What needs to be done →
Show each line of the data below that has the string "toolbar" in it.

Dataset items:
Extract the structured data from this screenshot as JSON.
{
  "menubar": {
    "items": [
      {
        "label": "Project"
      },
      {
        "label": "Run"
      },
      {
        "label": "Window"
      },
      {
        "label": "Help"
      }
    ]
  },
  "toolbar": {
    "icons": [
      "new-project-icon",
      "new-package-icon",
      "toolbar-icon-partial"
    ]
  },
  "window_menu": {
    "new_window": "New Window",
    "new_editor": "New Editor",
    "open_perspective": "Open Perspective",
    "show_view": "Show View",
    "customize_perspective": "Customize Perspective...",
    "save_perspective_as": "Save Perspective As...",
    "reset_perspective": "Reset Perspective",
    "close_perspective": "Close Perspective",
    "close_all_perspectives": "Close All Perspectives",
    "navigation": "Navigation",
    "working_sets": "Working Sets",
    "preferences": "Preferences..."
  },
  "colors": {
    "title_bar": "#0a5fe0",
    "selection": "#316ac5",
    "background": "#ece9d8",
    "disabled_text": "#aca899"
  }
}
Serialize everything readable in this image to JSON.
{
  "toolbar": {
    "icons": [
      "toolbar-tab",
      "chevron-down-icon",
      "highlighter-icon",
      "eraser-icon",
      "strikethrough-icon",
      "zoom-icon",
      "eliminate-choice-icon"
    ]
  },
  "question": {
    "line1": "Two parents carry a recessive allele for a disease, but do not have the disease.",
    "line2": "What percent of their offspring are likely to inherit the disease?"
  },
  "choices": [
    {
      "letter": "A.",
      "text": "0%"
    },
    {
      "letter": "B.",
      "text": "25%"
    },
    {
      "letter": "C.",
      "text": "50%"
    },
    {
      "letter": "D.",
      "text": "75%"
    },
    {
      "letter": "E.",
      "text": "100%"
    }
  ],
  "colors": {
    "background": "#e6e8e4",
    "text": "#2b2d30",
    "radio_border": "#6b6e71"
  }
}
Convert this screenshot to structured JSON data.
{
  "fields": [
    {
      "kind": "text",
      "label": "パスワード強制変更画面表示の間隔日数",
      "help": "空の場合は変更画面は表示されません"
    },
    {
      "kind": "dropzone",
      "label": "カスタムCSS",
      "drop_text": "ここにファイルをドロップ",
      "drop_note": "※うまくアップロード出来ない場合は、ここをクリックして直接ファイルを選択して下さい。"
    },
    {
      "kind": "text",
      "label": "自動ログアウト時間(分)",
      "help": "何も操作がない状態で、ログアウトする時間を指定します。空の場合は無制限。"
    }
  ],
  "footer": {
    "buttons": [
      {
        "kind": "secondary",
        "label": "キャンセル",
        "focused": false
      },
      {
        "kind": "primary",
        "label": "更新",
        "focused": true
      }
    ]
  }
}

Task solution →
  "toolbar": {
      "toolbar-icon-partial"
  "toolbar": {
      "toolbar-tab",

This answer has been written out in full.